As a parent of a middle school student who has been learning remotely this year, I am relieved that this school year is almost behind us. The challenges that kids have faced this year are unprecedented, and while some adjusted and thrived under the new circumstances, others fell by the wayside, giving up on class assignments and not bothering to sign on for instruction. At home learning had its advantages in that it kept children safe from the virus, however, the social isolation has had a devastating impact on their mental health.
Since the pandemic began school closures, social isolation, and disruption of routine, all have contributed to the surge in the number of children being treated in hospital emergency rooms for depression and anxiety. While the “new normal” of the pandemic has challenged the mental health of children living in healthy and supportive family structures, children who were already living in a dysfunctional or abusive environment at home have suffered even greater impacts. The CDC estimates that the number of mental health related hospital visits for children 5-11 increased 24%, while the numbers for 12-17 year olds increased an astounding 31%. As these statistics suggest, the mental health of our children is a crisis that can no longer be ignored.
We cannot be lulled into thinking that this mental health crisis will magically disappear once the pandemic is under control.
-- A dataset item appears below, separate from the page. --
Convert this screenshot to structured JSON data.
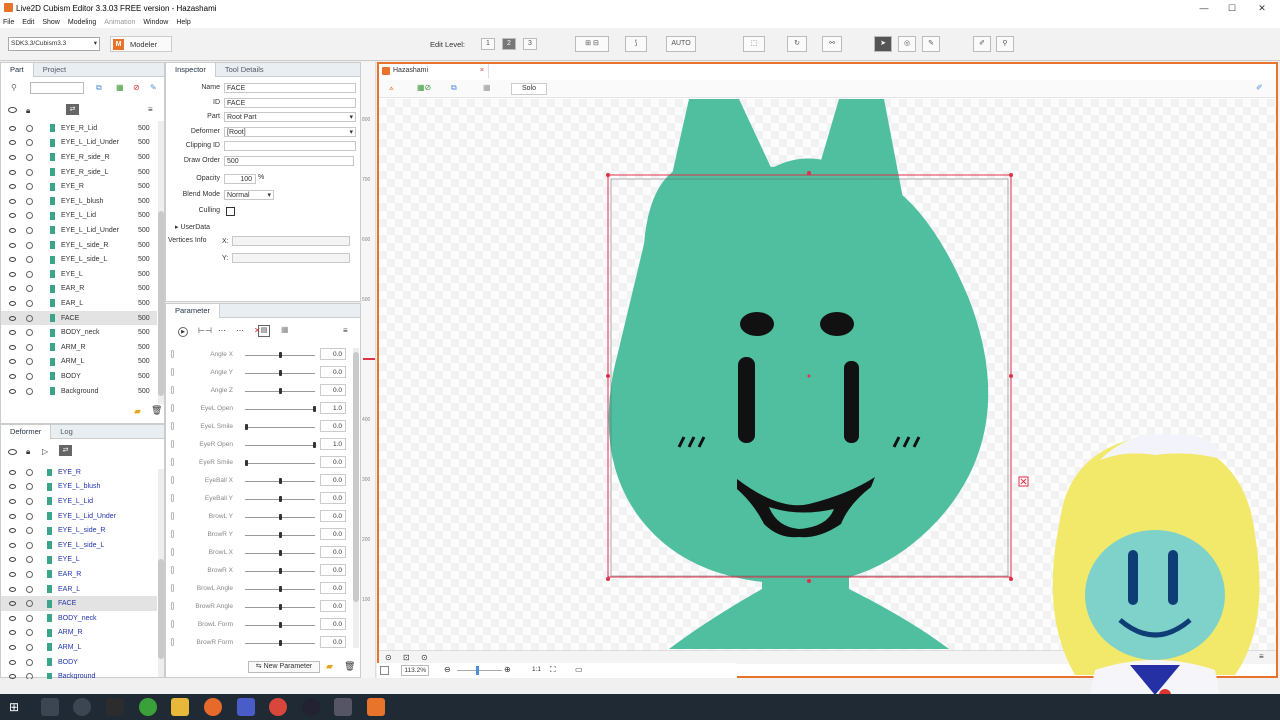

According to the Center for Disease Control and Prevention (CDC), mental health challenges were rising in children 6 to 17 even prior to the pandemic. As vaccination rates increase and the vaccine becomes more available to children, there is hope that some sense of normalcy will return to their lives However, experts agree that children’s mental health will continue to be impacted, as they reintegrate back into school routines. This will bring new challenges to children who already had their lives turned upside down.
While I look forward to my daughter experiencing a sense of “normalcy” when she returns to in person school next year, I know that there are challenges ahead of us. I caught a glimpse of those challenges the other day when she had to return to school to accept an award. As we sat in the parking lot of the school, she was hesitant to go in and told me that she was nervous. Pressed for more information she revealed that she no longer felt socially connected. Reentering the school after an absence of over a year was creating anxiety for her.
When she returned to the car, my daughter was eager to be away from the situation that was causing her stress. She opened up to me on the way home about what she was feeling, and I was able to offer her reassurance. My hope for her is that once she gets back in her school routine that she will adjust, and yet, I am not naïve. The pandemic has changed everything and everyone; nothing is as it was before. So while the journey continues toward some sense of normalcy for my daughter, I will take it one step at a time with her, with eyes and ears are wide open, and my heart full of prayer, that all will indeed be well.
Rev. Lisa LeSueur
Rev. Lisa LeSueur is the Pastor of Congregational and Staff Care at Coral Gables United Church of Christ and a member of the Board of Directors of the UCC Mental Health Network. She serves as the UCC Florida Conference WISE Mental Health Coordinator and the Suicide Prevention Initiative Coordinator for Nami Miami. She lives in Coral Gables, Florida with her wife and their two children.